In the flashback, a painfully slow flashback, we see how young Aalia is ignored and mistreated by her own parents for being a girl. You wonder why and suddenly see her in college, romancing (yes, reluctantly at first, like all good Bollywood girls do) a young lad (Himansh Kohli), and also being favorite of the Principal (who hams it like he were a country cousin to Anupam Kher’s Principal from Kuch Kuch Hota Hai) who sends her to meet the ‘world famous’ maharaja Kunwar Vikram Pratap Singh (Ashutosh Rana) who is given to bouts of weird villainous laughter every three or four minutes. He plays pool in a car garage and entertains ‘guests’ in a room that has model cars hanging from the ceiling in transparent globes. But the antiques in his palace is nothing, nothing compared to the antiques surrounding the editor of the newspaper/magazine in Bombay…
But first, our heroine goes to interview the maharaja for her college magazine at the directions of her principal. The maharaja is rude to her ‘beautiful girls should not be interviewing’ and refuses to talk to her. She comes away in a huff, but the maharaja apparently liked her huffing and sends in a typed interview to the principal and also buys her off from her parents who remind us that being bought off by the maharaja is the only thing ‘good’ she has ever done.
Thankfully we are spared of a wedding scene because we see the heroine arrive at the palace on an elephant with the maharaja. Here we meet Laxmi, who says she is ‘all knowing’ and that woman-kind should accept fate even if it is in the shape of the lustful (for other women), cruel (he kicks servants) maharaja. Poor Supriya Pathak! Reduced to such a terrible role! Laxmi then suddenly becomes champion of women’s rights, teaching women to beat up husbands who beat them, telling other women to stand on their own feet, and finally helping Aalia escape the maharaja who wants the female child (yes the heroine is pregnant) aborted.
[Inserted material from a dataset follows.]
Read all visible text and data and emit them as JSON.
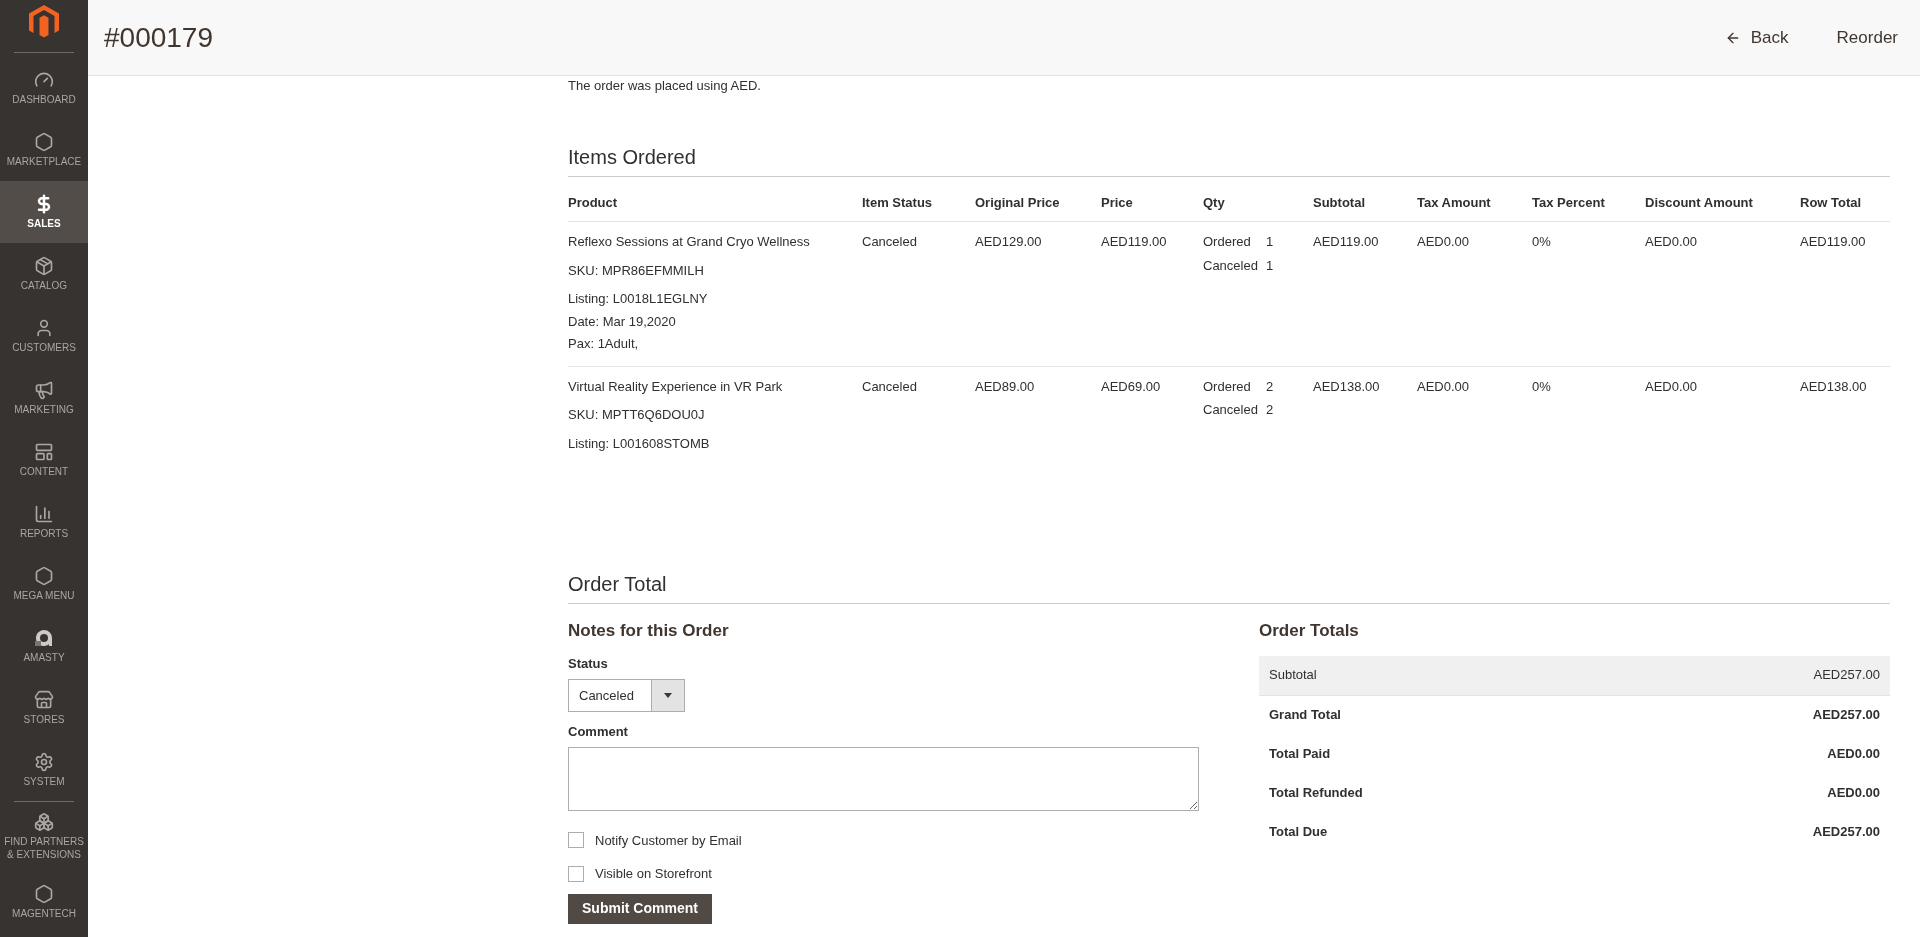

If you are still awake, you watch Aalia wander the streets of Mumbai, manage to reach a home for the homeless, begin working there, living there, look for a job, find a job at the Urdu newspaper by pronouncing the word ‘life’ (‘Zindagi’ in Urdu) correctly. The newspaper is run by an antique collecting Prem Chopra who has a supposed to be comic relief secretary and journalist (who takes dictation of poetry (don’t ask!). This newspaper/magazine has an office filled to the gills with dusty bundles of old newspaper. Of course our heroine turns into a ‘feminist champion of poor people’s rights)’ because she yells at the organisers of a blanket and food drive for making poor women wait in the Sun while they give speeches. The man she yells at is Aditya Kapoor (Arbaaz Khan), the multi millionaire NRI, who is so impressed by her, he follows her to the shelter and takes her to the old folks home (where between reviving a heart patient and donating money he asks her out on a date!). Of course she says no, because at last she has had a baby (she has been pregnant so far) and she needs to be strict mother. We never see the mother when she gets a job offer from Manhattan Times.
Manhattan Times? Why not? From dusty unknown gossip rag to New York, New York. The child appears magically and disappears conveniently when Aalia is sent off to interview people caught in the war in the Middle East (the ‘Pulitzers’, remember?). But the bitchy office colleagues say she has been promoted because she sleeps with the board member, who happens to be - you guessed right - Aditya Kapoor. You are still recovering from the visual of Aalia taking notes in a notebook in the Middle East flanked by two camels to care now…
She prances in a dream sequence song in a dress and you feel your pulse slowly die. You wonder if young women are really dreaming about dancing on the clouds and sinking in rose petals today, simple because the really, really rich NRI has confessed his love for her. No wonder Laxmi is dead.
(This review appears on nowrunning dot com)